===== Material supplied =====

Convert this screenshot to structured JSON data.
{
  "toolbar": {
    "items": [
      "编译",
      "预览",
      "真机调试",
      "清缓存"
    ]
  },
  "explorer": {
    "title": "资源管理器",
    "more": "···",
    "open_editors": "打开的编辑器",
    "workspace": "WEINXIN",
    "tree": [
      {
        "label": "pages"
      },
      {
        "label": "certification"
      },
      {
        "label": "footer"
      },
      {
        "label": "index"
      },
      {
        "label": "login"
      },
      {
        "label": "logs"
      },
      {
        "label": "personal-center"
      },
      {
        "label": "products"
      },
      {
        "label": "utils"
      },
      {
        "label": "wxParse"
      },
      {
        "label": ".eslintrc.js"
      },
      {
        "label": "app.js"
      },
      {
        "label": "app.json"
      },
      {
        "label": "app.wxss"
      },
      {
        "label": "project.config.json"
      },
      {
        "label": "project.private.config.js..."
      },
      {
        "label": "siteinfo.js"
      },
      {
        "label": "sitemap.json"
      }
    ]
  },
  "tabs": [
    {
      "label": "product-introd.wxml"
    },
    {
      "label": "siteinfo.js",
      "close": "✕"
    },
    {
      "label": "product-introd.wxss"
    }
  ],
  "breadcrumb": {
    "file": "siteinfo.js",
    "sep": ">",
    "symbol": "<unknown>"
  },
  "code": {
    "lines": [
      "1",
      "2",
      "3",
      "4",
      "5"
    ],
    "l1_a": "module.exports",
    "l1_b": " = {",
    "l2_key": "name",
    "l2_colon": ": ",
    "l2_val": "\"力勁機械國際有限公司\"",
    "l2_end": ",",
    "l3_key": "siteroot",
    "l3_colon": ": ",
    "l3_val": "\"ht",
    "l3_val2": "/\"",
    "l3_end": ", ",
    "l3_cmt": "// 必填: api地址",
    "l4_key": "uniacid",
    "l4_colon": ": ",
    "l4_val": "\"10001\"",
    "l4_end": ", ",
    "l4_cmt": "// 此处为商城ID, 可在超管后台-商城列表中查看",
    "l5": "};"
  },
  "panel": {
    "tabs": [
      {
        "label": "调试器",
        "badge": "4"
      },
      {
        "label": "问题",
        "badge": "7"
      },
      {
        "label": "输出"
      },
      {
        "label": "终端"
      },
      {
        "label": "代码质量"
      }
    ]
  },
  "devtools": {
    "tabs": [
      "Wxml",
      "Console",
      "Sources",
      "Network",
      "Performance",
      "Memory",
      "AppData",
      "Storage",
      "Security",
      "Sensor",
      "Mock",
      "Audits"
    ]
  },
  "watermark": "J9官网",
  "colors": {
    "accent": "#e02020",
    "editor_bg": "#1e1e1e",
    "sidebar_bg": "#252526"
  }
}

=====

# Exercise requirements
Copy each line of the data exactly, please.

# Answer space
Convert this screenshot to structured JSON data.
{
  "toolbar": {
    "items": [
      "编译",
      "预览",
      "真机调试",
      "清缓存"
    ]
  },
  "explorer": {
    "title": "资源管理器",
    "more": "···",
    "open_editors": "打开的编辑器",
    "workspace": "WEINXIN",
    "tree": [
      {
        "label": "pages"
      },
      {
        "label": "certification"
      },
      {
        "label": "footer"
      },
      {
        "label": "index"
      },
      {
        "label": "login"
      },
      {
        "label": "logs"
      },
      {
        "label": "personal-center"
      },
      {
        "label": "products"
      },
      {
        "label": "utils"
      },
      {
        "label": "wxParse"
      },
      {
        "label": ".eslintrc.js"
      },
      {
        "label": "app.js"
      },
      {
        "label": "app.json"
      },
      {
        "label": "app.wxss"
      },
      {
        "label": "project.config.json"
      },
      {
        "label": "project.private.config.js..."
      },
      {
        "label": "siteinfo.js"
      },
      {
        "label": "sitemap.json"
      }
    ]
  },
  "tabs": [
    {
      "label": "product-introd.wxml"
    },
    {
      "label": "siteinfo.js",
      "close": "✕"
    },
    {
      "label": "product-introd.wxss"
    }
  ],
  "breadcrumb": {
    "file": "siteinfo.js",
    "sep": ">",
    "symbol": "<unknown>"
  },
  "code": {
    "lines": [
      "1",
      "2",
      "3",
      "4",
      "5"
    ],
    "l1_a": "module.exports",
    "l1_b": " = {",
    "l2_key": "name",
    "l2_colon": ": ",
    "l2_val": "\"力勁機械國際有限公司\"",
    "l2_end": ",",
    "l3_key": "siteroot",
    "l3_colon": ": ",
    "l3_val": "\"ht",
    "l3_val2": "/\"",
    "l3_end": ", ",
    "l3_cmt": "// 必填: api地址",
    "l4_key": "uniacid",
    "l4_colon": ": ",
    "l4_val": "\"10001\"",
    "l4_end": ", ",
    "l4_cmt": "// 此处为商城ID, 可在超管后台-商城列表中查看",
    "l5": "};"
  },
  "panel": {
    "tabs": [
      {
        "label": "调试器",
        "badge": "4"
      },
      {
        "label": "问题",
        "badge": "7"
      },
      {
        "label": "输出"
      },
      {
        "label": "终端"
      },
      {
        "label": "代码质量"
      }
    ]
  },
  "devtools": {
    "tabs": [
      "Wxml",
      "Console",
      "Sources",
      "Network",
      "Performance",
      "Memory",
      "AppData",
      "Storage",
      "Security",
      "Sensor",
      "Mock",
      "Audits"
    ]
  },
  "watermark": "J9官网",
  "colors": {
    "accent": "#e02020",
    "editor_bg": "#1e1e1e",
    "sidebar_bg": "#252526"
  }
}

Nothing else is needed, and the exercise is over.